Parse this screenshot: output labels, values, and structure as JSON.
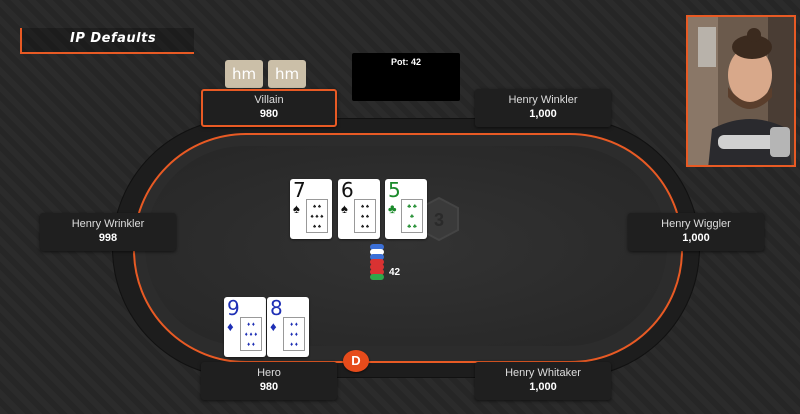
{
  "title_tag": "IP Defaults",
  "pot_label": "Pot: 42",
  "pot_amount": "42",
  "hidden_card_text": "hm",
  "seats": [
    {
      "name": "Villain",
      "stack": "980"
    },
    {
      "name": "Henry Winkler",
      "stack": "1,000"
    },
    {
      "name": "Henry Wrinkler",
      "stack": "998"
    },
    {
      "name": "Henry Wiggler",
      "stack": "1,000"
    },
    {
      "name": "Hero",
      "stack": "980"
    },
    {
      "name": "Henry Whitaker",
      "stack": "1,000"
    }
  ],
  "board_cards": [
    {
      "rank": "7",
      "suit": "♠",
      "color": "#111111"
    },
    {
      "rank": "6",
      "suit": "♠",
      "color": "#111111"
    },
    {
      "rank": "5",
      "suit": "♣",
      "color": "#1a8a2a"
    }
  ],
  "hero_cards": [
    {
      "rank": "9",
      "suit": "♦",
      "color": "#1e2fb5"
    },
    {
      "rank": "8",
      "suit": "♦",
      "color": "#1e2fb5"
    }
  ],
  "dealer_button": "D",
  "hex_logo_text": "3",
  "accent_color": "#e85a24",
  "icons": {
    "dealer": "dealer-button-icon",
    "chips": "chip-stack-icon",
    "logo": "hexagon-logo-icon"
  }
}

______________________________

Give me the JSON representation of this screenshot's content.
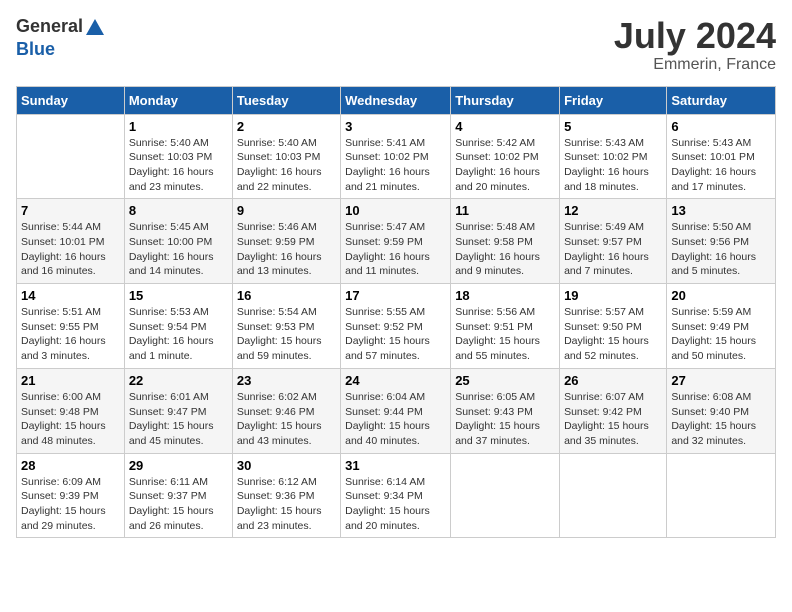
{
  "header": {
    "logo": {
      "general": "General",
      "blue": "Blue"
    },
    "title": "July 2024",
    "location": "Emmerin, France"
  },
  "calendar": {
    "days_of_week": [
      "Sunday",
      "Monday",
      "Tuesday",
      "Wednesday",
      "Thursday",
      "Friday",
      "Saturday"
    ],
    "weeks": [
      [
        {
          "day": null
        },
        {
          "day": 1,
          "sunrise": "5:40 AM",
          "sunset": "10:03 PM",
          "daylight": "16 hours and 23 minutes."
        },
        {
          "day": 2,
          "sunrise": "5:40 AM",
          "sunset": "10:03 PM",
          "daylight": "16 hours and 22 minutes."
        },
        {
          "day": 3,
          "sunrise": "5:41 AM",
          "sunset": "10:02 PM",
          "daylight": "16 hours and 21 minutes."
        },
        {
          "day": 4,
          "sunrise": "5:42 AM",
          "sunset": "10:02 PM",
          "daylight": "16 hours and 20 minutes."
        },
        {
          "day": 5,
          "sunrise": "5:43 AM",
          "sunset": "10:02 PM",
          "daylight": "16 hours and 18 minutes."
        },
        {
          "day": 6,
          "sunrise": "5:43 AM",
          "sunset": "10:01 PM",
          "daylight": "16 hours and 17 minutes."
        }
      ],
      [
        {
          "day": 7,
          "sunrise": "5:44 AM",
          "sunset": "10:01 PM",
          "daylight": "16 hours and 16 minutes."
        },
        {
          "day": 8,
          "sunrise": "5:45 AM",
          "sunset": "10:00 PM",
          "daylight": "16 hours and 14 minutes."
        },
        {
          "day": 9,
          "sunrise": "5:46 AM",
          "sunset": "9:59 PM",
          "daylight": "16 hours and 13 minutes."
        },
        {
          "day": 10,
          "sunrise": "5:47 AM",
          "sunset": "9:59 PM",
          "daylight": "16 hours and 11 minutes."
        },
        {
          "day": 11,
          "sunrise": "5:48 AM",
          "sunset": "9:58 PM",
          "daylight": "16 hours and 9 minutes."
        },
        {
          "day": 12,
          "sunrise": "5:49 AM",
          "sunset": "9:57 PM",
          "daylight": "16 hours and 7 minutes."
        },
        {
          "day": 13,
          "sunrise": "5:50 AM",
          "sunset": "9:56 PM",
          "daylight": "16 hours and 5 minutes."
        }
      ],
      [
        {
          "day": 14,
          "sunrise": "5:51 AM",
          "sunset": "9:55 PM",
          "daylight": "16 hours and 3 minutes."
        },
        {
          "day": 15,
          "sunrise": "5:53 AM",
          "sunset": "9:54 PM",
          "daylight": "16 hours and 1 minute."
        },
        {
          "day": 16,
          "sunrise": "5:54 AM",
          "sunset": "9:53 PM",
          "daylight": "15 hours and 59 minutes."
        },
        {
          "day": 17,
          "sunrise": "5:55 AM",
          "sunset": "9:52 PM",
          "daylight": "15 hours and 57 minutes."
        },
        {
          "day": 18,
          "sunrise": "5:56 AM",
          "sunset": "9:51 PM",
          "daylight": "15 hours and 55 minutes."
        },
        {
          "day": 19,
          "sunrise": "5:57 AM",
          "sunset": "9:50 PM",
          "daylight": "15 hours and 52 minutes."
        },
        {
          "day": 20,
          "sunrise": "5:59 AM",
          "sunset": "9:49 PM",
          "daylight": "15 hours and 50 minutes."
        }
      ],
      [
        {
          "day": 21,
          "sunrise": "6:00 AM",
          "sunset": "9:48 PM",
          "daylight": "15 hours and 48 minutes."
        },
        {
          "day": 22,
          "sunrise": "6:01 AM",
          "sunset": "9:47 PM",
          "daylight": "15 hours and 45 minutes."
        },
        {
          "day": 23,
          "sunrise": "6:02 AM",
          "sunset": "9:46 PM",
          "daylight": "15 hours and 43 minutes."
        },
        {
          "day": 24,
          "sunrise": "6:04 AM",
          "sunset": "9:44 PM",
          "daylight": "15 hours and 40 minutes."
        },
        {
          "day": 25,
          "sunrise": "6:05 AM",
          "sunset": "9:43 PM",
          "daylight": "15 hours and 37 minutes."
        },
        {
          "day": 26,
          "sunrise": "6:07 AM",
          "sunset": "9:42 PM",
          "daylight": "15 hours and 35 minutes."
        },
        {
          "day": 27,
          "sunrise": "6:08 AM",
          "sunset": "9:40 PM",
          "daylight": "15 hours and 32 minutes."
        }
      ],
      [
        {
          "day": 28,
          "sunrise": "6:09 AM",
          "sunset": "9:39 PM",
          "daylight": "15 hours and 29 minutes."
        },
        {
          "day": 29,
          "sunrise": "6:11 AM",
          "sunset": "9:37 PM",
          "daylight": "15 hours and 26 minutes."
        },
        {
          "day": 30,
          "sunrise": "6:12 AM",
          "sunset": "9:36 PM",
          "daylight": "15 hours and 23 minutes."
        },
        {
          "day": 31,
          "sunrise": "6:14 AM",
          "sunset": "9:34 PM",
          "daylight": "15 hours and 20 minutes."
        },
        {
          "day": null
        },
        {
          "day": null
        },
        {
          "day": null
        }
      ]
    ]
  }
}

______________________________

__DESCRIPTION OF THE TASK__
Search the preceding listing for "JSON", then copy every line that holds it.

__RESULT__
Parse this screenshot: output labels, values, and structure as JSON.
Give me the JSON representation of this screenshot's content.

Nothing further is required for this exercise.